SOURCE DATA —
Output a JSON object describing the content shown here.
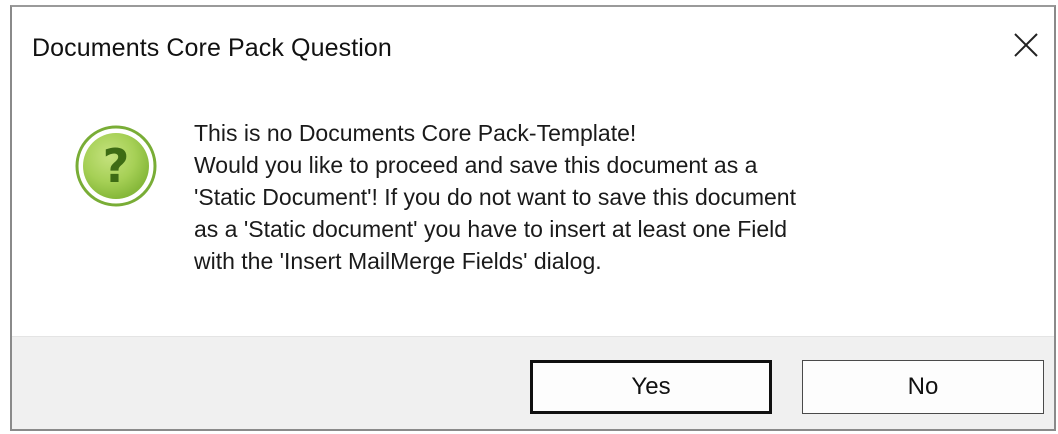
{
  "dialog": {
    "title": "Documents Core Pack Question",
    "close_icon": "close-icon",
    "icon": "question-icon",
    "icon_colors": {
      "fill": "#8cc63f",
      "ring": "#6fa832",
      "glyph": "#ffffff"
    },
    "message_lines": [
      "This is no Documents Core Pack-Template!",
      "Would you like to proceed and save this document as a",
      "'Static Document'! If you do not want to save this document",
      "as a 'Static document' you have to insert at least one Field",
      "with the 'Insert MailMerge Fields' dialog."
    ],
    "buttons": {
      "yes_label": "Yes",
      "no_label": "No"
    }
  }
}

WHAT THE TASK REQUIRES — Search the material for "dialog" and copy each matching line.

RESPONSE BELOW —
  "dialog": {
      "with the 'Insert MailMerge Fields' dialog."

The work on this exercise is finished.